● **TASK DETAILS**
Copy every line of the entries that includes the word "title".
"""
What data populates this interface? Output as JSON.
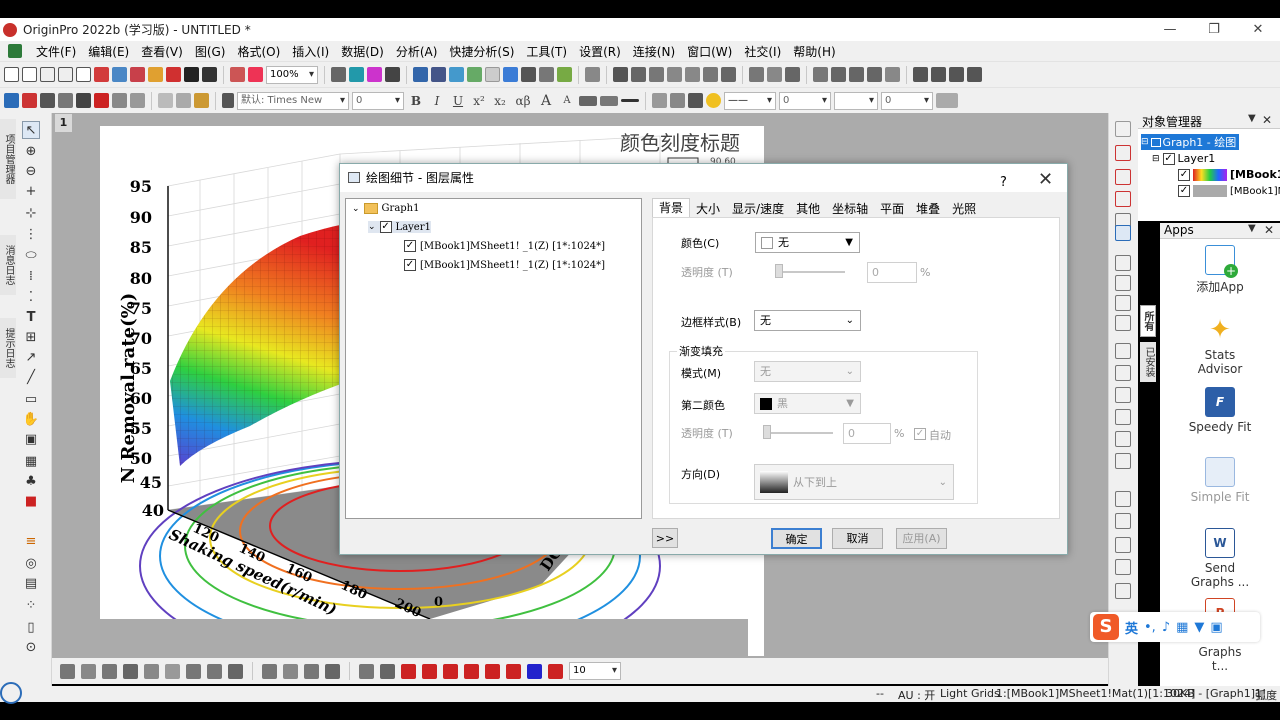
{
  "window": {
    "title": "OriginPro 2022b (学习版) - UNTITLED *",
    "minimize": "—",
    "restore": "❐",
    "close": "✕"
  },
  "menu": [
    "文件(F)",
    "编辑(E)",
    "查看(V)",
    "图(G)",
    "格式(O)",
    "插入(I)",
    "数据(D)",
    "分析(A)",
    "快捷分析(S)",
    "工具(T)",
    "设置(R)",
    "连接(N)",
    "窗口(W)",
    "社交(I)",
    "帮助(H)"
  ],
  "toolbar": {
    "zoom": "100%",
    "font_name": "默认: Times New",
    "font_size": "0",
    "bold": "B",
    "italic": "I",
    "underline": "U",
    "superscript": "x²",
    "subscript": "x₂",
    "greek": "αβ",
    "larger": "A",
    "smaller": "A",
    "line_width": "0",
    "symbol_size": "0",
    "bottom_value": "10"
  },
  "left_tabs": [
    "项目管理器",
    "消息日志",
    "提示日志"
  ],
  "workspace": {
    "page_number": "1"
  },
  "graph": {
    "title": "颜色刻度标题",
    "color_scale_label": "90.60",
    "y_axis_label": "N Removal rate(%)",
    "y_ticks": [
      "95",
      "90",
      "85",
      "80",
      "75",
      "70",
      "65",
      "60",
      "55",
      "50",
      "45",
      "40"
    ],
    "x_axis_label": "Shaking speed(r/min)",
    "x_ticks": [
      "120",
      "140",
      "160",
      "180",
      "200"
    ],
    "z_axis_label": "DO(",
    "zero_tick": "0"
  },
  "dialog": {
    "title": "绘图细节 - 图层属性",
    "help": "?",
    "close": "✕",
    "tree": {
      "root": "Graph1",
      "layer": "Layer1",
      "plots": [
        "[MBook1]MSheet1! _1(Z) [1*:1024*]",
        "[MBook1]MSheet1! _1(Z) [1*:1024*]"
      ]
    },
    "tabs": [
      "背景",
      "大小",
      "显示/速度",
      "其他",
      "坐标轴",
      "平面",
      "堆叠",
      "光照"
    ],
    "active_tab": "背景",
    "fields": {
      "color_label": "颜色(C)",
      "color_value": "无",
      "transparency_label": "透明度 (T)",
      "transparency_value": "0",
      "percent": "%",
      "border_label": "边框样式(B)",
      "border_value": "无",
      "gradient_group": "渐变填充",
      "mode_label": "模式(M)",
      "mode_value": "无",
      "second_color_label": "第二颜色",
      "second_color_value": "黑",
      "transparency2_label": "透明度 (T)",
      "transparency2_value": "0",
      "auto_label": "自动",
      "direction_label": "方向(D)",
      "direction_value": "从下到上"
    },
    "buttons": {
      "expand": ">>",
      "ok": "确定",
      "cancel": "取消",
      "apply": "应用(A)"
    }
  },
  "object_manager": {
    "title": "对象管理器",
    "graph": "Graph1 - 绘图",
    "layer": "Layer1",
    "items": [
      "[MBook1",
      "[MBook1]M"
    ]
  },
  "apps_panel": {
    "title": "Apps",
    "side_tabs": [
      "所有",
      "已安装"
    ],
    "apps": [
      {
        "name": "添加App",
        "color": "#3a8fd8"
      },
      {
        "name": "Stats Advisor",
        "color": "#f0b020"
      },
      {
        "name": "Speedy Fit",
        "color": "#2d5fa8"
      },
      {
        "name": "Simple Fit",
        "color": "#9ab8e0"
      },
      {
        "name": "Send Graphs ...",
        "color": "#2b5797"
      },
      {
        "name": "Send Graphs t...",
        "color": "#d04423"
      }
    ]
  },
  "status": {
    "dots": "--",
    "au": "AU : 开",
    "grids": "Light Grids",
    "info": "1:[MBook1]MSheet1!Mat(1)[1:1024]",
    "size": "30KB - [Graph1]1!",
    "unit": "弧度"
  },
  "ime": {
    "logo": "S",
    "lang": "英"
  }
}
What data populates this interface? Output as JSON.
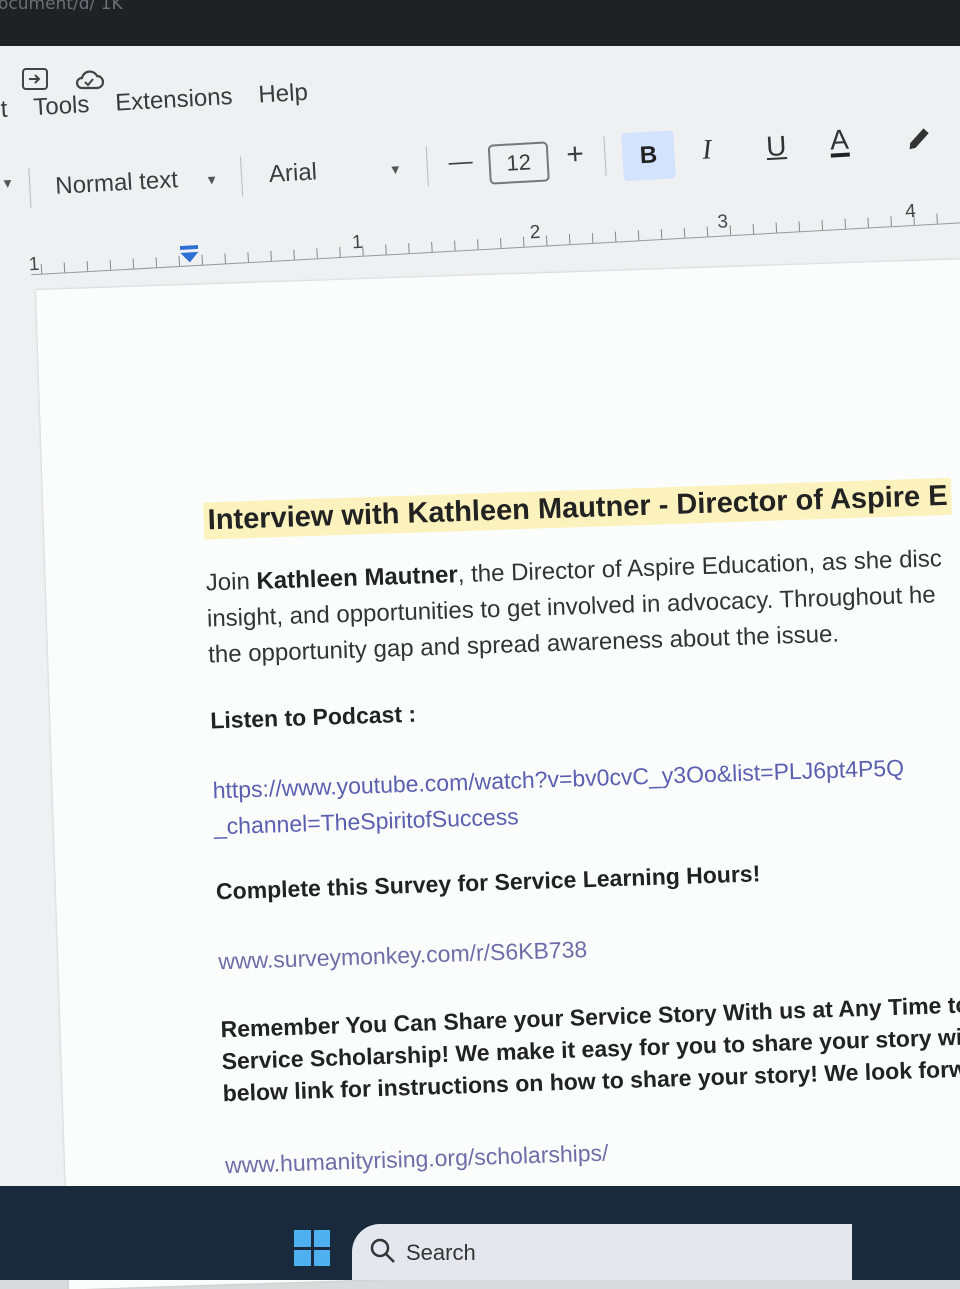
{
  "browser": {
    "url_fragment": "ocument/d/ 1K"
  },
  "menu": {
    "items": [
      "t",
      "Tools",
      "Extensions",
      "Help"
    ]
  },
  "toolbar": {
    "style": "Normal text",
    "font": "Arial",
    "decrease": "—",
    "font_size": "12",
    "increase": "+",
    "bold": "B",
    "italic": "I",
    "underline": "U",
    "text_color": "A"
  },
  "ruler": {
    "labels": [
      "1",
      "1",
      "2",
      "3",
      "4"
    ]
  },
  "document": {
    "heading": "Interview with Kathleen Mautner - Director of Aspire E",
    "intro_pre": "Join ",
    "intro_name": "Kathleen Mautner",
    "intro_post": ", the Director of Aspire Education, as she disc",
    "intro_line2": "insight, and opportunities to get involved in advocacy. Throughout he",
    "intro_line3": "the opportunity gap and spread awareness about the issue.",
    "podcast_label": "Listen to Podcast :",
    "podcast_link_line1": "https://www.youtube.com/watch?v=bv0cvC_y3Oo&list=PLJ6pt4P5Q",
    "podcast_link_line2": "_channel=TheSpiritofSuccess",
    "survey_label": "Complete this Survey for Service Learning Hours!",
    "survey_link": "www.surveymonkey.com/r/S6KB738",
    "share_line1": "Remember You Can Share your Service Story With us at Any Time to",
    "share_line2": "Service Scholarship! We make it easy for you to share your story wit",
    "share_line3": "below link for instructions on how to share your story! We look forwa",
    "scholarship_link": "www.humanityrising.org/scholarships/"
  },
  "taskbar": {
    "search_label": "Search"
  },
  "colors": {
    "highlight": "#fbf2bd",
    "link": "#5a5fb0",
    "bold_active": "#d3e3fd"
  }
}
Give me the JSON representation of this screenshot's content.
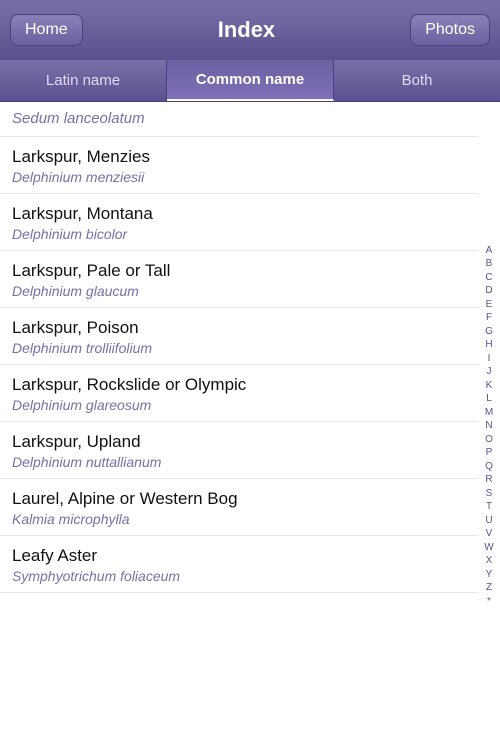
{
  "header": {
    "home_label": "Home",
    "title": "Index",
    "photos_label": "Photos"
  },
  "tabs": [
    {
      "id": "latin",
      "label": "Latin name",
      "active": false
    },
    {
      "id": "common",
      "label": "Common name",
      "active": true
    },
    {
      "id": "both",
      "label": "Both",
      "active": false
    }
  ],
  "first_item": {
    "latin_name": "Sedum lanceolatum"
  },
  "items": [
    {
      "common_name": "Larkspur, Menzies",
      "latin_name": "Delphinium menziesii"
    },
    {
      "common_name": "Larkspur, Montana",
      "latin_name": "Delphinium bicolor"
    },
    {
      "common_name": "Larkspur, Pale or Tall",
      "latin_name": "Delphinium glaucum"
    },
    {
      "common_name": "Larkspur, Poison",
      "latin_name": "Delphinium trolliifolium"
    },
    {
      "common_name": "Larkspur, Rockslide or Olympic",
      "latin_name": "Delphinium glareosum"
    },
    {
      "common_name": "Larkspur, Upland",
      "latin_name": "Delphinium nuttallianum"
    },
    {
      "common_name": "Laurel, Alpine or Western Bog",
      "latin_name": "Kalmia microphylla"
    },
    {
      "common_name": "Leafy Aster",
      "latin_name": "Symphyotrichum foliaceum"
    }
  ],
  "alphabet": [
    "A",
    "B",
    "C",
    "D",
    "E",
    "F",
    "G",
    "H",
    "I",
    "J",
    "K",
    "L",
    "M",
    "N",
    "O",
    "P",
    "Q",
    "R",
    "S",
    "T",
    "U",
    "V",
    "W",
    "X",
    "Y",
    "Z",
    "*"
  ]
}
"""
● **SOLUTION TO THIS PROBLEM**
    "title": "OriginPro 2022b (学习版) - UNTITLED *",
    "title": "颜色刻度标题",
    "title": "绘图细节 - 图层属性",
    "title": "对象管理器",
    "title": "Apps",
    "title": "Index",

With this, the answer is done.